Fire in the quarter of San Marquola - Francesco Guardi. 32x51
The fire of oil depots on November 28, 1789 in the Venetian Ghetto is another alarm sign that foreshadowed the sunset of the great city. The seventy-eight-year-old artist, despite his malaise, nevertheless made in-kind sketches. One of them, located today in the New York Metropolitan Museum of Art, served as the basis for the painting. "Fire in the quarter of San Marquola" (second picture - at the Correr Museum in Venice).

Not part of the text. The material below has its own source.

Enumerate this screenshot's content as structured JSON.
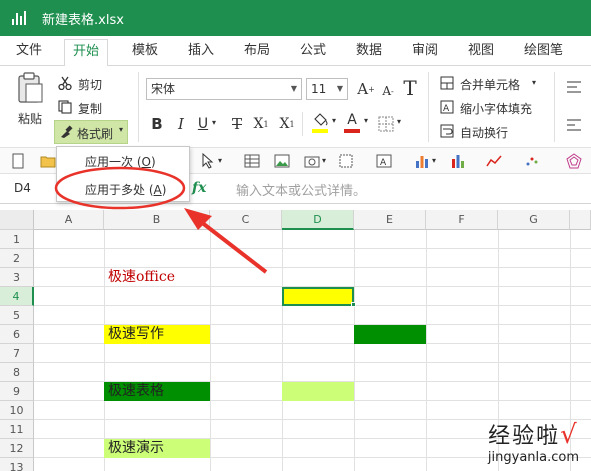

The flame that spread to the houses adjacent to the warehouses highlighted the walls and roofs on which firefighters heroically tried to resist it. The foreground is almost all horizontal indicated by the backs of onlookers and sympathizers. A hot palette of shades of reddish and golden colors burst into the twilight flavor, so tangibly transmitting the heat of a monstrous fire. Guardi’s dynamic brush with a live brushstroke, transferring random pores to the walls of the flame onto the canvas, becomes truly free, impetuous. The artist does not try to draw fire, he conveys its destructive, all-consuming essence. Such an embodiment of fiery fury, experiments in the field of color will meet only after several decades in the work of the romantic Englishman William Turner. The lessons of the Venetians will largely become the basis for artists who prioritize color in the system of painting searches.